The idea of privacy is changing – companies are learning this and are starting to establish social networking presence in order to better listen to their customers and to better handle crisis management.
Klout is gaining ground as a useful tool to measure reach and impact that a person has on social networks “ If you want a job in Silicon Valley today you can forget it if your Klout rank is below 50' (Thomas Power, Chariman, Ecademy
Klout may seem to be about social media vanity but is interesting for anyone who is interested in knowing if they are successfully reaching / having an impact upon their contacts If you aren't, then you can get insight into why this may not be and change behaviour
Klout results can be interesting – even surprising
In conclusion, and appropriating Daniel Pink's guidelines for understanding what drives most people to do things (intrinsic motivation not extrinsic motivation)... ...to successfully use social networking for CPD we need to take the lead and direct our own online reputation, using these tools, learning how to use them well to benefit our own professional development and that of our colleagues
We can do this through these 4 attitudes 1) Become involved in social networks 2) Be open to making new contacts and to new ideas 3) Engage with people and what is being said 4) Be flexible enough to accept change – don't just stick to one way of doing things
Hope this has been useful Please get in touch if you would like to know more or if you want to share your experience of PPLNs, etc.
Here are the books that I have cited during the presentation
Personal Professional Learning Networks
Business English teachers
Michael Michaelko http://creativethinking.net This presentation is for monkeys not kittens
http://forrester.typepad.com/groundswell/ The change in digital behaviour
Why use Linked in? real information about people...with regard to their experience and abilities... gives a more accurate picture of one's employable assets (than Facebook, Twitter)
it acts as a kind of cv my contacts on Linked in are only people I know and who I'm contacted to professionally I use it in lessons about business networking, style, culture, etc.

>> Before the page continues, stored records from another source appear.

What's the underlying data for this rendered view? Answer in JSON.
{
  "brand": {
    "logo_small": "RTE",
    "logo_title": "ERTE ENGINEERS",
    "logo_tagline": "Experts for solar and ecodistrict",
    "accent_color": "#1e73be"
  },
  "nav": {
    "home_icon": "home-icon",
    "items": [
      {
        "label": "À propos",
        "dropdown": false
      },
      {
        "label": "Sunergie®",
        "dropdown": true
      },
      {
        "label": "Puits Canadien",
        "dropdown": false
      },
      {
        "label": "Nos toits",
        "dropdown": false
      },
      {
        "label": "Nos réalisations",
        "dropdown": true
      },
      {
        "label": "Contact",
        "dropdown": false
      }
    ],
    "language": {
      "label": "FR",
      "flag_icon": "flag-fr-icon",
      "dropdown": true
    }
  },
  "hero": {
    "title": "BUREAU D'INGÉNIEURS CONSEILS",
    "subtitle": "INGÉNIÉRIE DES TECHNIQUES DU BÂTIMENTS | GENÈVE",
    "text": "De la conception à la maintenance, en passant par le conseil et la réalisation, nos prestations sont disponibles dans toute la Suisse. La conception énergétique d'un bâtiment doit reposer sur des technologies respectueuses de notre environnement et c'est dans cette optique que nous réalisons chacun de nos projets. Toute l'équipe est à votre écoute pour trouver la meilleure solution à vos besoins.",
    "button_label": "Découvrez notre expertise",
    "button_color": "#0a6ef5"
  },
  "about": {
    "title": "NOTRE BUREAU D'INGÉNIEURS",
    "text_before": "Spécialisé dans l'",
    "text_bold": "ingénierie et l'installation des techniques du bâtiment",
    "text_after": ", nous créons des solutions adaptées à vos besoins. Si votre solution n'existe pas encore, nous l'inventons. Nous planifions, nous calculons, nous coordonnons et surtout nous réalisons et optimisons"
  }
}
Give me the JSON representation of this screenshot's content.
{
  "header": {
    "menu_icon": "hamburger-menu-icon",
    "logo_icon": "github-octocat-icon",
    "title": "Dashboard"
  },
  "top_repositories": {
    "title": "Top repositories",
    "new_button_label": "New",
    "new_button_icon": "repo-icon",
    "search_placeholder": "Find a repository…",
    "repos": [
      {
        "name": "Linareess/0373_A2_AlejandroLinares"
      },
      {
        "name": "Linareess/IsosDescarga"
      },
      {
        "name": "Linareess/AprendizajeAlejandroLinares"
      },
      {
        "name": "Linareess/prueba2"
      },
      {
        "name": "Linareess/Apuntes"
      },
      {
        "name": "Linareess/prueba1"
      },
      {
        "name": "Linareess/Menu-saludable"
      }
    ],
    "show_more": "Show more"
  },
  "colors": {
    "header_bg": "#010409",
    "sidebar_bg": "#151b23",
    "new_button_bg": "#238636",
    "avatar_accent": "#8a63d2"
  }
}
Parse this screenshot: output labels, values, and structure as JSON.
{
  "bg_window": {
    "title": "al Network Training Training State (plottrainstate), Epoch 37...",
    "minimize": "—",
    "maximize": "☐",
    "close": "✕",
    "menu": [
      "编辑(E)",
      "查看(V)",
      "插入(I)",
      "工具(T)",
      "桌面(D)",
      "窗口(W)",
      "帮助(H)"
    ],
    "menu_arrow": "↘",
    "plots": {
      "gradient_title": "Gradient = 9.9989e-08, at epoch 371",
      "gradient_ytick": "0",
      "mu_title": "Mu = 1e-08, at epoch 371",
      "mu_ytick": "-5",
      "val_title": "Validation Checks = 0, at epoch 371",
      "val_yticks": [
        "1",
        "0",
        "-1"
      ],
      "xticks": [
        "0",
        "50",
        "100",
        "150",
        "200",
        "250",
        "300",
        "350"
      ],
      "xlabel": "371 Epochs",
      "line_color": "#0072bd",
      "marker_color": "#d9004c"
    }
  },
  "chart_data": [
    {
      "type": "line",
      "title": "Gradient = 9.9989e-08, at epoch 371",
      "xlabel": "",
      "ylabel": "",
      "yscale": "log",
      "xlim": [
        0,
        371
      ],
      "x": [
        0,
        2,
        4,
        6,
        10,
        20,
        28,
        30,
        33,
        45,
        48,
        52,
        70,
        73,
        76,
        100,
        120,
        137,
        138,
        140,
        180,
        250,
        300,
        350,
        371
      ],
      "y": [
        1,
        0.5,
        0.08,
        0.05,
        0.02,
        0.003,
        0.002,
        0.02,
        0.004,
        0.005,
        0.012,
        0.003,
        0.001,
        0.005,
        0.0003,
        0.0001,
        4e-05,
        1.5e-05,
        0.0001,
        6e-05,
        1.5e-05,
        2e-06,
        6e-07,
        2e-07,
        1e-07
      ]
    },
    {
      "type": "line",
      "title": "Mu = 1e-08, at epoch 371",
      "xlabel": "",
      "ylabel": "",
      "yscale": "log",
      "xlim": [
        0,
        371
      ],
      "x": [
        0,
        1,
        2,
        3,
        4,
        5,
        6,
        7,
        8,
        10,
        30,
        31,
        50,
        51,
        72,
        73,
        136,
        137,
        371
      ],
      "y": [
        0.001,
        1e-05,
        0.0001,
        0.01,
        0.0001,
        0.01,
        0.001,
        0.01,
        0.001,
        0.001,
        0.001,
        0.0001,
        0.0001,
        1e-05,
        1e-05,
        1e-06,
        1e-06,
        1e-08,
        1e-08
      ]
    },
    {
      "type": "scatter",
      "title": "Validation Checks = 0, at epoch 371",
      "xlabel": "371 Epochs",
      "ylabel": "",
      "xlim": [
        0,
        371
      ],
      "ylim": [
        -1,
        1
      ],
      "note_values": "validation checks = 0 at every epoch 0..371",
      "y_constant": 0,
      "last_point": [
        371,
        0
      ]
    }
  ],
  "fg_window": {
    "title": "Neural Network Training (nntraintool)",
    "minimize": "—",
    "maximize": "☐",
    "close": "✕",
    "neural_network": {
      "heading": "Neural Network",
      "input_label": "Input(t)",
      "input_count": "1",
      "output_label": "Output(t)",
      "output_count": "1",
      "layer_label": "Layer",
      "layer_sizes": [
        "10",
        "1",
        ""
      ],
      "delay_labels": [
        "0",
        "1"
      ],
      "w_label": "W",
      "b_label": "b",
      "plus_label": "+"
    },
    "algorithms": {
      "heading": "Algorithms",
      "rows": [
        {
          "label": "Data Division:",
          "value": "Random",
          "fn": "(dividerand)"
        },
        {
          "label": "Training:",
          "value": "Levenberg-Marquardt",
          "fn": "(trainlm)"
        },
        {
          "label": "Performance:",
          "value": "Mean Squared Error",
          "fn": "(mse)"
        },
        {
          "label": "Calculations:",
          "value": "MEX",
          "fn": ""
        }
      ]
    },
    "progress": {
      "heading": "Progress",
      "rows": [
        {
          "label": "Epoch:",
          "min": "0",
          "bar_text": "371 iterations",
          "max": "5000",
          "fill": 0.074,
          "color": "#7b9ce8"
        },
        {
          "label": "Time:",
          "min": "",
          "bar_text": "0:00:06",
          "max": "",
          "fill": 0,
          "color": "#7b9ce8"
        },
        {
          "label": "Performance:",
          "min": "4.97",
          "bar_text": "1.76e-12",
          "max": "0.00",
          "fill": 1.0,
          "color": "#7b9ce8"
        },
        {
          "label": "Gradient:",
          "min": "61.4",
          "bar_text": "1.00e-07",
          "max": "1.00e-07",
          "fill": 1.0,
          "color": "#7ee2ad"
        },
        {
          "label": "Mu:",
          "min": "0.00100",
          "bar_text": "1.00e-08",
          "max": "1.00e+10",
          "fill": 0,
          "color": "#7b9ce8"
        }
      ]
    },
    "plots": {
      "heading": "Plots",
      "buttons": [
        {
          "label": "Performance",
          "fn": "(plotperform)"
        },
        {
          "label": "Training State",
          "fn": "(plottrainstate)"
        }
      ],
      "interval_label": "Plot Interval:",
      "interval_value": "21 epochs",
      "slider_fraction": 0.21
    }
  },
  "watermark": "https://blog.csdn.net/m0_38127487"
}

I've received students and clients from my network... I've been recommended to CEOs and high level executives ...is a necessary part of everyday business for me and my students
other social networks
Time saver http://shop.herrohachi.com/product/nobody-cares-about-your-status-updates
Business English teachers
Do you? or don't you?
Can you afford not to?
Tick - Tock http://creativethinking.net I don't have the time Just start You find time to read email during the day
How to do it
Managing & Monitoring
If you have to be naked, you had better be buff. http://dontapscott.com/books/the-naked-corporation privacy vs transparency managing online reputation We are all going to be naked In this age of digital transparency
social reputation http://klout.com
Autonomy Mastery Purpose http://www.danpink.com/drive in the service of something larger than ourselves direct own lives get better at something that matters